Given this emphasis, I would like to address a potential assumption that may have arisen implicitly throughout existing cultural presuppositions regarding bioactive compounds and the public discourse surrounding this movement: that synthetic psychedelics do not possess the same depth or capacity for personal insight and healing. The psychedelic experience arises as a result of the meeting of mind, substance, and situation. While that might sound trite, it makes the case that, ultimately, set and setting are most important for determining the trajectory and transformative power of an experience. The substance consumed is but one part of the setting. Although not a direct equivalent to a peyote experience, synthetic mescaline is of potentially equal value and can certainly catalyze deeply profound and meaningful experiences for those who approach its use with the appropriate intentions and respect for the experience.

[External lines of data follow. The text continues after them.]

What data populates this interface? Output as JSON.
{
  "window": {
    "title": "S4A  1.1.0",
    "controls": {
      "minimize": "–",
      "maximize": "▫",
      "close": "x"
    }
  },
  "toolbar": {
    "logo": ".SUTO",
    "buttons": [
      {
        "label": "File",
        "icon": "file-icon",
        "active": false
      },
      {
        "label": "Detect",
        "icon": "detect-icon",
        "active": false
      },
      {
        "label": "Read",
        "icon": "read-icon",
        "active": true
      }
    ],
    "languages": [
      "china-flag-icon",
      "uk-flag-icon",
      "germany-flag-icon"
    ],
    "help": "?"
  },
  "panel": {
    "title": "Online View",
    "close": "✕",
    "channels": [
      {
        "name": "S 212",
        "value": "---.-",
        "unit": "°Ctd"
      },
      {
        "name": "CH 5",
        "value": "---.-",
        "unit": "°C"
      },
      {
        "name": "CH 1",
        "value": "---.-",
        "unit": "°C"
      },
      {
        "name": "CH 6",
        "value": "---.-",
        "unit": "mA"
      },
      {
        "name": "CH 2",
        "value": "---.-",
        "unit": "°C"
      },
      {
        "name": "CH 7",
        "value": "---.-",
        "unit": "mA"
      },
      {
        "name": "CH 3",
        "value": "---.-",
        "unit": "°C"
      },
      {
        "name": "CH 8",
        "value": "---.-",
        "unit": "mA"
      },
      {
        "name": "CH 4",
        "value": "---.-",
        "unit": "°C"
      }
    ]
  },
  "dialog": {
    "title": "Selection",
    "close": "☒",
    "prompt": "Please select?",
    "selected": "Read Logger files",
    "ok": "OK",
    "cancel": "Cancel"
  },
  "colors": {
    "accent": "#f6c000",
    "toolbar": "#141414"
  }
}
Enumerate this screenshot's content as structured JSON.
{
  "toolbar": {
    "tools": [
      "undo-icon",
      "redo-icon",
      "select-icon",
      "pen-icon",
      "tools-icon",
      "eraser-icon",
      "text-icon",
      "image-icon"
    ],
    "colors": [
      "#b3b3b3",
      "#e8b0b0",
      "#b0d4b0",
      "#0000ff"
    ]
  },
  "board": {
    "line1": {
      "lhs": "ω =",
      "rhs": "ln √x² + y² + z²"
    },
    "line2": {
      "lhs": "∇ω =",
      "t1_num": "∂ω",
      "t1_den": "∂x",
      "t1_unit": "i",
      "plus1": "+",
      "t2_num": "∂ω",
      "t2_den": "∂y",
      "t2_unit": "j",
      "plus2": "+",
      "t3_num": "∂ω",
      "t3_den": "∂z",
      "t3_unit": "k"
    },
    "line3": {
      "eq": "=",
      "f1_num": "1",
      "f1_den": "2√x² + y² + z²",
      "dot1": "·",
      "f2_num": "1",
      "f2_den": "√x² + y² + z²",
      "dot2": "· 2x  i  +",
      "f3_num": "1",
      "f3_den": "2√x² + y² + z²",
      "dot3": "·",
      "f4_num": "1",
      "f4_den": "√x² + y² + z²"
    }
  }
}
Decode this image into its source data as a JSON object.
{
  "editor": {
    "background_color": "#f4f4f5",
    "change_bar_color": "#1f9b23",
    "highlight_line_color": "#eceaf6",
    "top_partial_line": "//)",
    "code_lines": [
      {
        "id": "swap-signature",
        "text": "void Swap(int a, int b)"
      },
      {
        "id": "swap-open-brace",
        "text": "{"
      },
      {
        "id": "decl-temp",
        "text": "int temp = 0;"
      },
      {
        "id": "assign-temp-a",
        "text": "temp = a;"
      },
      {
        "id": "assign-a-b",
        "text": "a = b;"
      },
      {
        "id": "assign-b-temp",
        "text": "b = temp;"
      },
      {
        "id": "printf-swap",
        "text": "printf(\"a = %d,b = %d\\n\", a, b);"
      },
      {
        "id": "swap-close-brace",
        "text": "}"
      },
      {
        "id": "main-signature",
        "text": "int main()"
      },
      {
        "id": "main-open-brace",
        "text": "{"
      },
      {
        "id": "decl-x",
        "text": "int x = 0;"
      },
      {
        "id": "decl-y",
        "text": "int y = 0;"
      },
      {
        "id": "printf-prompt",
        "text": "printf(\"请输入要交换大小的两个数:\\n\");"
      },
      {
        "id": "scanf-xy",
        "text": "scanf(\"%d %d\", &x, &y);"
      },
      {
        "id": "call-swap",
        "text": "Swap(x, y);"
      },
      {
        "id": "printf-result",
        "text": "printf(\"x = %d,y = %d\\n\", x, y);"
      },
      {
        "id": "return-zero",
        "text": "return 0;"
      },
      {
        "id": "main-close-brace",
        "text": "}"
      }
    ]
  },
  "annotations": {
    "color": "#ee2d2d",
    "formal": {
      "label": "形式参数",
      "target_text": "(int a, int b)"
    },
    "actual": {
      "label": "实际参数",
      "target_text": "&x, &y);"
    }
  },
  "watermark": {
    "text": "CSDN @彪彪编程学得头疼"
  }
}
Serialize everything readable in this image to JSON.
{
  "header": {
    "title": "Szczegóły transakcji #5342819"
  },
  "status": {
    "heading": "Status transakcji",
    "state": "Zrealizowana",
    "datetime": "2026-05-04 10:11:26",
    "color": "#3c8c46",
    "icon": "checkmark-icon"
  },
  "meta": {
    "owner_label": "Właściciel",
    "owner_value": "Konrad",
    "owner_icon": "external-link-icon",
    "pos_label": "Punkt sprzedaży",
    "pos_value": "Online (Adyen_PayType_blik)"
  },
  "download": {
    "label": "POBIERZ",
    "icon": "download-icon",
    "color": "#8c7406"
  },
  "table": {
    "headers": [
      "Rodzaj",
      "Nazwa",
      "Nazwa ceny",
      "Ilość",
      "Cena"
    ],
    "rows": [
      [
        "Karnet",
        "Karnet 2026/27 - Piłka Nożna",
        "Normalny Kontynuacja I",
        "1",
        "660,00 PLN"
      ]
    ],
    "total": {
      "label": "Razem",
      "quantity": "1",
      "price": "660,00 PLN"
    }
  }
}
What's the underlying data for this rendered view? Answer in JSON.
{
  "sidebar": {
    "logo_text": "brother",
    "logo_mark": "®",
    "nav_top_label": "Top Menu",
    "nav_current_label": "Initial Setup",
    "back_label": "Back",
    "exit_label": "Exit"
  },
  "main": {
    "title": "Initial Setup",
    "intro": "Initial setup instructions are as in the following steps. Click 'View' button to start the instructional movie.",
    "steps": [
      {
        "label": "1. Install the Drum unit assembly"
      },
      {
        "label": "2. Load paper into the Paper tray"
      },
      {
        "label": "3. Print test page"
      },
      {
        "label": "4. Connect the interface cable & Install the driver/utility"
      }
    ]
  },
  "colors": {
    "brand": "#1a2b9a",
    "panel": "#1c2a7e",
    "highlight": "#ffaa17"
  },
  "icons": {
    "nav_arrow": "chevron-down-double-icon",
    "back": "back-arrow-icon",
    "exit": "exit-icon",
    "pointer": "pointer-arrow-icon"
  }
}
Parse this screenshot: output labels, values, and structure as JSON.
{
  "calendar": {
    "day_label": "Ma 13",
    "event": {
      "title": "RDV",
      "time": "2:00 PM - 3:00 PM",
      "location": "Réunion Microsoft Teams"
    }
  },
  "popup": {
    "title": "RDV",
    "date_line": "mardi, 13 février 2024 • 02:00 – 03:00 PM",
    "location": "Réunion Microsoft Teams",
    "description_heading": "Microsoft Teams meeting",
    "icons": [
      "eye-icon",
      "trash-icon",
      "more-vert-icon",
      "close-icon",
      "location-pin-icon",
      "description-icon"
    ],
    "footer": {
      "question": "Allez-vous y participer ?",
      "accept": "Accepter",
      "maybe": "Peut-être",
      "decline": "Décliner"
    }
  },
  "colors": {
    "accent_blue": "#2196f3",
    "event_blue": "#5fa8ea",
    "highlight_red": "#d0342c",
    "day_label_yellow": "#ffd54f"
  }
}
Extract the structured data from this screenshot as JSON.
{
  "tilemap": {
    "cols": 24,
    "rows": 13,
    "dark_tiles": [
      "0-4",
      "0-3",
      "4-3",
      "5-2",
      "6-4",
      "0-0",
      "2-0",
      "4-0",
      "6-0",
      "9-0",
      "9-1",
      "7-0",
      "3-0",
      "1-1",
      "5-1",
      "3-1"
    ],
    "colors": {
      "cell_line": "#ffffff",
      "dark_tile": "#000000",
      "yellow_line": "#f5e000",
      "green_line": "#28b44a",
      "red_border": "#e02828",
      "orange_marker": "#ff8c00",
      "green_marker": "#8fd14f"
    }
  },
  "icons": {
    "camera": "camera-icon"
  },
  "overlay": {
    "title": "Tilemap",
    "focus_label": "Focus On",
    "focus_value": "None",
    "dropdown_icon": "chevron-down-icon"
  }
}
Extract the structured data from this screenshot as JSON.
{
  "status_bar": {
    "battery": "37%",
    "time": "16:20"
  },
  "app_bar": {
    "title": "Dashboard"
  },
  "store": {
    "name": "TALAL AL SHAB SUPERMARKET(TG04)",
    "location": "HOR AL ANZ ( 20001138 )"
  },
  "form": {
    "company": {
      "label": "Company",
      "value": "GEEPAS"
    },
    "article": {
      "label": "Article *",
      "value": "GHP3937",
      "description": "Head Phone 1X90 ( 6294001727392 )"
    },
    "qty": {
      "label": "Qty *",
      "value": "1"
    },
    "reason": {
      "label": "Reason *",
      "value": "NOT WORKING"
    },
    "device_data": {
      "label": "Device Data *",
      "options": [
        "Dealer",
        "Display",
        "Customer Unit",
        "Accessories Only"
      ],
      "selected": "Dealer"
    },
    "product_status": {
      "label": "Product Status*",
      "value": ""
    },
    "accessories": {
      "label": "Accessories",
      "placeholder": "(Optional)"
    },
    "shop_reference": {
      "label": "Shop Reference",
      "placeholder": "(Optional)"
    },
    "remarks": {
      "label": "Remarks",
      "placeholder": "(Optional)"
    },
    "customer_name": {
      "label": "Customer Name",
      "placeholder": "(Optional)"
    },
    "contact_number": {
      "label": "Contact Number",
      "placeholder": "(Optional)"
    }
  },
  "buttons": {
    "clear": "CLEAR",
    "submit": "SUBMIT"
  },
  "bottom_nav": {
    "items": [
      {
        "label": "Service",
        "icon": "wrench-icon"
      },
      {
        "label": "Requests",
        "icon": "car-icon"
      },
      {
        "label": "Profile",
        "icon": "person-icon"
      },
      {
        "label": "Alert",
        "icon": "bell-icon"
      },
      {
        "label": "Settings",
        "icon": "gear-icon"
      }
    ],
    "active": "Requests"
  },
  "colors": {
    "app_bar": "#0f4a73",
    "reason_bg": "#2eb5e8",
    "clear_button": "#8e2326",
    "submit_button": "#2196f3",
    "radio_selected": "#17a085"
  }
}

People may think that pure, synthetic psychedelics take the ‘magic’ or ‘spiritual depth’ out of the plant or mushroom it’s found in, but this isn’t the case. Many people have life-changing and highly meaningful experiences with synthetic mescaline (Huxley and Mayhew’s trips are cases in point). The same applies to the synthetic psilocybin used in clinical trials. It’s important to keep this in mind when considering mescaline-assisted psychotherapy, as it is the synthetic version of the drug that would be used in a clinical setting. (Side note: due to the influence of one’s mindset before going into a psychedelic experience, it is possible that believing the cactus experience to be deeper than the synthetic one could encourage these differences in effects to occur.)
Based on the above discussion, I see no reason why combining mescaline with psychotherapy should not be an option for patients, especially since many will be comfortable with a longer trip and more attracted to the mescaline headspace. This compound has been undeservedly neglected in conversations about psychedelic-assisted therapy, but with new studies on the horizon, this situation could soon change.
This article originally appeared on Chemical Collective